Portrait Lighting Cheat Sheet

In an attempt to better pre-visualize how I might want different lights to affect a portrait session I went searching for a suitable method that would allow me some flexibility.  I was lucky enough to find a highly detailed 3D scan of a gentlemens head, along with hi resolution texture images (and bump maps), that would allow me to digitally reconstruct the perfect portrait headshot model.  He would never get tired of me fooling around with different lights and trying new things out, and would always look great doing it!

 Courtesy of Infinite Realities (CC-BY) Lee Perry-Smith

Clamshell lighting setup (softbox above and below subjects face), with kickers.

So I managed to import this highly detailed 3D model into the open source 3D modelling software Blender 3D. What is nice is that I was now able to easily and quickly add different lights to emulate my real world speedlights and modifiers such as a bare flash, softbox, and ringlights.  Now I had the power to add as many lights to a scene as I wanted, and to place them in any configuration I wanted to try out.

This really gave me an opportunity to try out new things before even unpacking a single light, and to get immediate visual feedback of what the contributions would be from each light.  I wasn't confined to speedlights, either.  I could just as easily model the light that might come from a large north-facing window for instance.  The only constraint is my patience and time to emulate the real world lighting condition.

I outline what I am trying in much further detail on my blog here:

Visualize Lighting Setups in Blender

I also include a download link to the Blender .blend file to play with this same model and to hopefully help anyone else who may want to use this resource!

A nice side-effect of having these lights virtualized is that I can quickly and easily generate a lighting map using the light modifiers as they are moved through different positions.  So I can create a lighting cheat sheet of a softbox for instance, level with the subject, at different positions around their head.  Those can also be found at the blog link to download and use as a reference.

 Softbox level with subject, wrapping in 5° increments.

 Softbox at 30° up, 5° increments.
 Softbox 60° up, 5° increments.

 I would love to hear any feedback/suggestions!

The views and opinions expressed in this article are those of the author and do not necessarily reflect the views and opinions held by dpreview.com or any affiliated companies.

Comments

Total comments: 2
jerry  eisner
By jerry eisner (Apr 25, 2012)

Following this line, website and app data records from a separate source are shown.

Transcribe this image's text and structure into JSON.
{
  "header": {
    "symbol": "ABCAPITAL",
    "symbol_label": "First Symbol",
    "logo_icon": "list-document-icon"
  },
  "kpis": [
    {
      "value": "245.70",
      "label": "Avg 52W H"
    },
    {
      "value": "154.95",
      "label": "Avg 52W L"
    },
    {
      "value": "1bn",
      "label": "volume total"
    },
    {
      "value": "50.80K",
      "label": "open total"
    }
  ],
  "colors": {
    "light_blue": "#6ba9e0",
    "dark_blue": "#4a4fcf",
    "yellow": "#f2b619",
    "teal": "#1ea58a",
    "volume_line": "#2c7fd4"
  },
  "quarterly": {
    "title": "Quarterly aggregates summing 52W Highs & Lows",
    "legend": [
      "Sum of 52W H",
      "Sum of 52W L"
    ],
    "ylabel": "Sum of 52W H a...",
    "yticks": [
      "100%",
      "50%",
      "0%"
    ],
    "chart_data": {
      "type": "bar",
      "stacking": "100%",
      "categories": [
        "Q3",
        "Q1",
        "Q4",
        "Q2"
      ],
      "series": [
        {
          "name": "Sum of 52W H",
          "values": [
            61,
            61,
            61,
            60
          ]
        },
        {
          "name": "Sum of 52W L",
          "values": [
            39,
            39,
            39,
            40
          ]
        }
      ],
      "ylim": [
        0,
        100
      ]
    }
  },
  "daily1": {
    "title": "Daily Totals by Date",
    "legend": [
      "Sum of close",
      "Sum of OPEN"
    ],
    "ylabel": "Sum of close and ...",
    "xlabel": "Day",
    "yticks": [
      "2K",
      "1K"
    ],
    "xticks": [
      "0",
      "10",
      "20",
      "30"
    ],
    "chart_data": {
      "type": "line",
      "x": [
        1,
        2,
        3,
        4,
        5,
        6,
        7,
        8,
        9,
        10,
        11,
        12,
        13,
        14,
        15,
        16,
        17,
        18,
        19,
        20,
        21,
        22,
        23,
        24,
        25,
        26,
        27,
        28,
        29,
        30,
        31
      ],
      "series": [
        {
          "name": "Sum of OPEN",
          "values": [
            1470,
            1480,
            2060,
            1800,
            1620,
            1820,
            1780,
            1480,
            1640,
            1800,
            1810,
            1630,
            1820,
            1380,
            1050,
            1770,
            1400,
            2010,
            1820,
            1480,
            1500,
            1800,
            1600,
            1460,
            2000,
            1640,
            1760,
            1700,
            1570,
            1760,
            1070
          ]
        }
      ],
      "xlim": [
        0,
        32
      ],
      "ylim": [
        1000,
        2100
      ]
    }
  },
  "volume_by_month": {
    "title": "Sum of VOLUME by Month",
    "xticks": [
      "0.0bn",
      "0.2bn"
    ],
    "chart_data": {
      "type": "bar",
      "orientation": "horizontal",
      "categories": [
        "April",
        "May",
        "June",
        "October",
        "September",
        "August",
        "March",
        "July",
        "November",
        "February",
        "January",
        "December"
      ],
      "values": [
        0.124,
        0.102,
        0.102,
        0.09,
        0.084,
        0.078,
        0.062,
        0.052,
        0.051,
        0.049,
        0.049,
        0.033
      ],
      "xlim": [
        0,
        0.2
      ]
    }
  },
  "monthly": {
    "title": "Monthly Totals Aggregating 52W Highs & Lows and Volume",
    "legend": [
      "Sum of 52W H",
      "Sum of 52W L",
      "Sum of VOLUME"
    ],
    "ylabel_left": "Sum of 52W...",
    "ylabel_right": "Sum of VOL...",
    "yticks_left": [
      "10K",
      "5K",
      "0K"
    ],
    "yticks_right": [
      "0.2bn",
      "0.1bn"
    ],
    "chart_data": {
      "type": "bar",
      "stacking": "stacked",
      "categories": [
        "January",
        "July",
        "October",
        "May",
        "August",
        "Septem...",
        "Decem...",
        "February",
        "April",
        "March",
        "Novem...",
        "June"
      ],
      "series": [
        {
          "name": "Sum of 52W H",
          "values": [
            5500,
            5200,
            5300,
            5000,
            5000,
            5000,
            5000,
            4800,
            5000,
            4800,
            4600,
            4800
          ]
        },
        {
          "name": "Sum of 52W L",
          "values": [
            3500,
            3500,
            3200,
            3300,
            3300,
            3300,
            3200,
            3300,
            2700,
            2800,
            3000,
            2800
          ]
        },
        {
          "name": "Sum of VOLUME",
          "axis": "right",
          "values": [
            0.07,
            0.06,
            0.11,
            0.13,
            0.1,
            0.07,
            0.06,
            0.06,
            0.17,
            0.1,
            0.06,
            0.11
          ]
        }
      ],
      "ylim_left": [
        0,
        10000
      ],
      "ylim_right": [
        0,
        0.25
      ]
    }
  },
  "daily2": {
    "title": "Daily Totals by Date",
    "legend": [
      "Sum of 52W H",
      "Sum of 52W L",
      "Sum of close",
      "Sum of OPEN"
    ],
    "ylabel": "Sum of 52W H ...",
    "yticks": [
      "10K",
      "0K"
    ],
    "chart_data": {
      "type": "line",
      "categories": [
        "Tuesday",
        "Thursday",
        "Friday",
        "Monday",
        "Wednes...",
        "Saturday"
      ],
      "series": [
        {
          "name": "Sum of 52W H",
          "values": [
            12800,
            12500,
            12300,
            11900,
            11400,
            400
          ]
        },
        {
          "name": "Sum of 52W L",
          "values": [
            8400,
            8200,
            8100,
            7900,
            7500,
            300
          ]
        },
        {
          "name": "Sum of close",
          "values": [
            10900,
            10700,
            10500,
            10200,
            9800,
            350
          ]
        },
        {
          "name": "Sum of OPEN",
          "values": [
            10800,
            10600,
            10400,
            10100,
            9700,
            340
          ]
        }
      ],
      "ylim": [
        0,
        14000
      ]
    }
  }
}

i suggest adding another series of the most commonly used lights, in the most commonly used positions. So for example, there could be a hard light coming out of a 10 inch silver reflector at a 45 degree angle from 12 inches higher than the eyes of the model.Next to that would be another shot of the same set up but from 90 degrees and Then a shot showing how the 90 degree angle looks from profile position. Then show the model with the 45 degree main light and a fill light from an umbrella, then add a hair light. Show the differences between one light and two lights and three lights. It would more dramatic in my opinion to give the main lighting positions and main angles of the face with the various classical lighting patterns. If you add what i am talking about people will have an easier time seeing how dramatic each change is and how the lights and facial angles work together. thanks for your very excellent work. je

0 upvotes
Silverwind
By Silverwind (Mar 9, 2012)

Nicely done. Something similar has been done at this link. I know it's with continuous lights, but you get the idea.

http://www.lowel.com/edu/foundations_of_lighting.html

0 upvotes
Total comments: 2